Confidential information should not be included unless it is necessary for the specified purpose(s) for which the information is used or accessed. The need to identify individuals should be considered at each stage of satisfying the purpose(s) and alternatives used where possible.
Where use of confidential information is considered to be necessary, each item of information must be justified so that only the minimum amount of confidential information is included as necessary for a given function.
Only those who need access to confidential information should have access to it, and then only to the items that they need to see. This may mean introducing access controls or splitting information flows where one flow is used for several purposes.
Action should be taken to ensure that all those handling confidential information understand their responsibilities and obligations to respect the confidentiality of patient and service users.
Every use of confidential information must be lawful. All those handling confidential information are responsible for ensuring that their use of and access to that information complies with legal requirements set out in statute and under the common law.

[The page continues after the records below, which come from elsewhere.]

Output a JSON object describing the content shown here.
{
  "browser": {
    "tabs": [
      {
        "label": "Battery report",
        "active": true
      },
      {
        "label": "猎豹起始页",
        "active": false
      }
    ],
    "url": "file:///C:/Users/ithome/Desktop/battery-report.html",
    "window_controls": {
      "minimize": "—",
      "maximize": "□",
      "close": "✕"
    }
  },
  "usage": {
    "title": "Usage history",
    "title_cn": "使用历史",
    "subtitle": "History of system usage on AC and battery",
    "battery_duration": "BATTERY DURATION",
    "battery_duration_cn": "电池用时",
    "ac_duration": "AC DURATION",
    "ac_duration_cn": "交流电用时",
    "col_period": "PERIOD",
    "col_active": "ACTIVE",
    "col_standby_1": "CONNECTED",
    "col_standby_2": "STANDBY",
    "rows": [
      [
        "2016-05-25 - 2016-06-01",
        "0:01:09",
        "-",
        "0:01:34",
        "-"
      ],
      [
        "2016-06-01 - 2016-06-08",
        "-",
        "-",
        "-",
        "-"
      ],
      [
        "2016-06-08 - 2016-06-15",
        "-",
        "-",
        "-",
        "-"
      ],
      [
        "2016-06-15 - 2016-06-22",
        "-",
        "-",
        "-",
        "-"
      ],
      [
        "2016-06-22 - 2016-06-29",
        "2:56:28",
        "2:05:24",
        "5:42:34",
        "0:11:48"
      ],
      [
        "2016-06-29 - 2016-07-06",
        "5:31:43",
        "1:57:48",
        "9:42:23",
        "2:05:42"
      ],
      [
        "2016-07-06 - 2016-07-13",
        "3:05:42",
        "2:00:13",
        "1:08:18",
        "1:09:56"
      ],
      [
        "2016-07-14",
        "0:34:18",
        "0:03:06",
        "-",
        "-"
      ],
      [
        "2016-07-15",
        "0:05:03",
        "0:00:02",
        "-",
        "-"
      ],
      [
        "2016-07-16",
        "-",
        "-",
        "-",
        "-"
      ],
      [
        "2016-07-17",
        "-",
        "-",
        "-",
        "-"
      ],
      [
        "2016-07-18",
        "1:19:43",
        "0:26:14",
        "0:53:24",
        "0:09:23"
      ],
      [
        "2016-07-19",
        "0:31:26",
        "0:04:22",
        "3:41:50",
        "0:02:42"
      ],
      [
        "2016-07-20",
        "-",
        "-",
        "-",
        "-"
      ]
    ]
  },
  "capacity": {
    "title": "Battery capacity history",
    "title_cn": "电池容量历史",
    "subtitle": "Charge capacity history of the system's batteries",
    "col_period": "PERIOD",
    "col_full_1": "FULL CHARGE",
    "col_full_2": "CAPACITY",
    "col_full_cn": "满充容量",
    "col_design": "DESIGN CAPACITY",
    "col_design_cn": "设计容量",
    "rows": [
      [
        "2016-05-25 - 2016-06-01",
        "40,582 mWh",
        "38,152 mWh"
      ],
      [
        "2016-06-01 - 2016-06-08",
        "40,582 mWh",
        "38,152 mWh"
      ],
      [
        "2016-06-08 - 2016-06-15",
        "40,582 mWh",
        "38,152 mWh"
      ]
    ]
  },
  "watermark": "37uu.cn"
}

Health and social care professionals should have the confidence to share confidential information in the best interests of patients and service users within the framework set out by these principles. They should be supported by the policies of their employers, regulators and professional bodies.
A range of steps should be taken to ensure no surprises for patients and service users, so they can have clear expectations about how and why their confidential information is used, and what choices they have about this. These steps will vary depending on the use: as a minimum, this should include providing accessible, relevant and appropriate information - in some cases, great engagement will be required.
Data sharing during COVID-19
If you have any concerns regarding how the Trust is managing your confidential information during COVID-19, call the Trust's Caldicott Guardian, Adrian Flynn our joint medical director on 01208 834 600 or our Information Governance and Records Management Lead, Piers Margetts, on 01208 834495.
The Trust is working in partnership with other health and social care providers to improve the services we provide you. Our aim is to provide the right care in the right place to better match your needs. To achieve this we need to join up our data with our partners in order to understand what opportunities we have to make best use of our resources (staff and service locations) to meet this goal.
We want to use your anonymised data (at no point will you be individually identified from the data used) to see what we have been doing over the last few years. Once the data has been anonymised we will share it with GE Finnamore and the South West Academic Health Science Network to provide the analysis we need to make these improvements.
If you wish us not to use your anonymised data for this purpose please let us know and we will ensure your data is excluded.
Contact us to tell us of your wish to withhold your information or to discuss your concerns.